## Aim of the task
The copy must match the data word for word and contain no pictures.

## Records provided
------------------------------------
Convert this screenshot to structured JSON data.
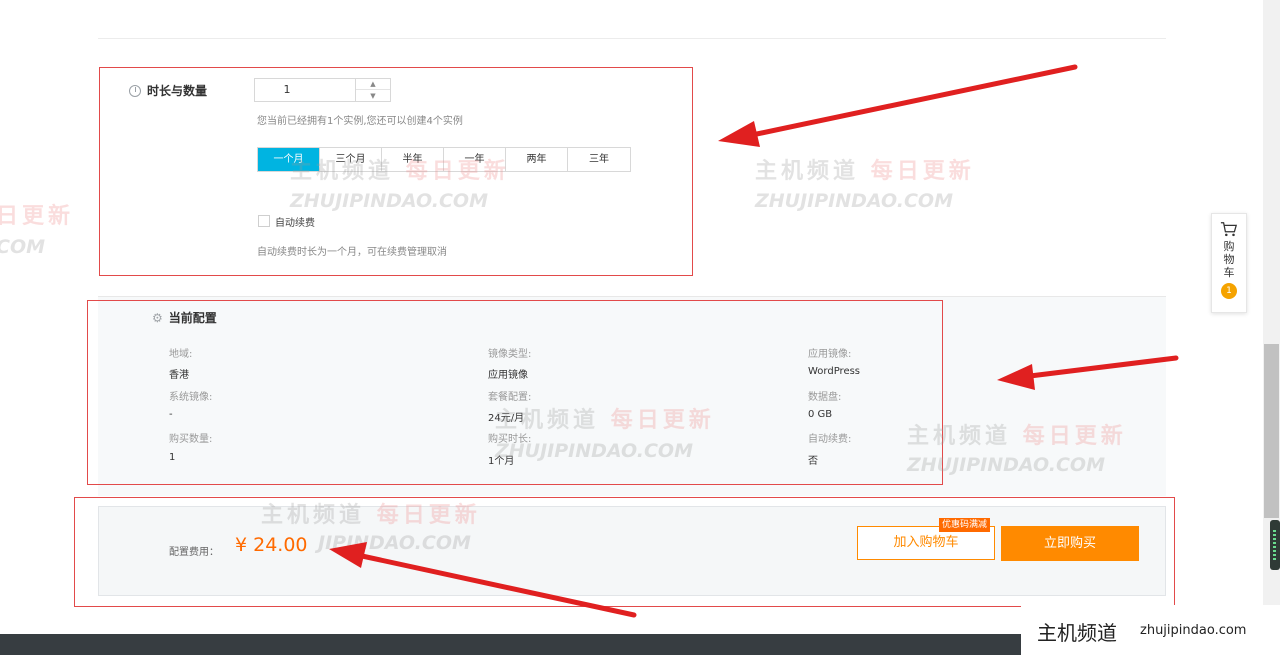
{
  "duration_section": {
    "title": "时长与数量",
    "quantity_value": "1",
    "instance_hint": "您当前已经拥有1个实例,您还可以创建4个实例",
    "periods": [
      "一个月",
      "三个月",
      "半年",
      "一年",
      "两年",
      "三年"
    ],
    "selected_period": "一个月",
    "auto_renew_label": "自动续费",
    "auto_renew_checked": false,
    "auto_renew_hint": "自动续费时长为一个月，可在续费管理取消"
  },
  "config_section": {
    "title": "当前配置",
    "items": [
      {
        "label": "地域:",
        "value": "香港"
      },
      {
        "label": "镜像类型:",
        "value": "应用镜像"
      },
      {
        "label": "应用镜像:",
        "value": "WordPress"
      },
      {
        "label": "系统镜像:",
        "value": "-"
      },
      {
        "label": "套餐配置:",
        "value": "24元/月"
      },
      {
        "label": "数据盘:",
        "value": "0 GB"
      },
      {
        "label": "购买数量:",
        "value": "1"
      },
      {
        "label": "购买时长:",
        "value": "1个月"
      },
      {
        "label": "自动续费:",
        "value": "否"
      }
    ]
  },
  "footer": {
    "price_label": "配置费用：",
    "price": "¥ 24.00",
    "add_to_cart_label": "加入购物车",
    "promo_badge": "优惠码满减",
    "buy_now_label": "立即购买"
  },
  "float_cart": {
    "label": "购物车",
    "count": "1"
  },
  "watermark": {
    "cn_main": "主机频道",
    "cn_sub": "每日更新",
    "cn_partial": "日更新",
    "en": "ZHUJIPINDAO.COM",
    "en_partial_1": "COM",
    "en_partial_2": "JIPINDAO.COM"
  },
  "brand": {
    "cn": "主机频道",
    "en": "zhujipindao.com"
  },
  "colors": {
    "accent_blue": "#00b4e1",
    "accent_orange": "#ff8a00",
    "price_orange": "#ff6a00",
    "annotation_red": "#e02020"
  }
}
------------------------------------
## Answer box
Convert this screenshot to structured JSON data.
{
  "duration_section": {
    "title": "时长与数量",
    "quantity_value": "1",
    "instance_hint": "您当前已经拥有1个实例,您还可以创建4个实例",
    "periods": [
      "一个月",
      "三个月",
      "半年",
      "一年",
      "两年",
      "三年"
    ],
    "selected_period": "一个月",
    "auto_renew_label": "自动续费",
    "auto_renew_checked": false,
    "auto_renew_hint": "自动续费时长为一个月，可在续费管理取消"
  },
  "config_section": {
    "title": "当前配置",
    "items": [
      {
        "label": "地域:",
        "value": "香港"
      },
      {
        "label": "镜像类型:",
        "value": "应用镜像"
      },
      {
        "label": "应用镜像:",
        "value": "WordPress"
      },
      {
        "label": "系统镜像:",
        "value": "-"
      },
      {
        "label": "套餐配置:",
        "value": "24元/月"
      },
      {
        "label": "数据盘:",
        "value": "0 GB"
      },
      {
        "label": "购买数量:",
        "value": "1"
      },
      {
        "label": "购买时长:",
        "value": "1个月"
      },
      {
        "label": "自动续费:",
        "value": "否"
      }
    ]
  },
  "footer": {
    "price_label": "配置费用：",
    "price": "¥ 24.00",
    "add_to_cart_label": "加入购物车",
    "promo_badge": "优惠码满减",
    "buy_now_label": "立即购买"
  },
  "float_cart": {
    "label": "购物车",
    "count": "1"
  },
  "watermark": {
    "cn_main": "主机频道",
    "cn_sub": "每日更新",
    "cn_partial": "日更新",
    "en": "ZHUJIPINDAO.COM",
    "en_partial_1": "COM",
    "en_partial_2": "JIPINDAO.COM"
  },
  "brand": {
    "cn": "主机频道",
    "en": "zhujipindao.com"
  },
  "colors": {
    "accent_blue": "#00b4e1",
    "accent_orange": "#ff8a00",
    "price_orange": "#ff6a00",
    "annotation_red": "#e02020"
  }
}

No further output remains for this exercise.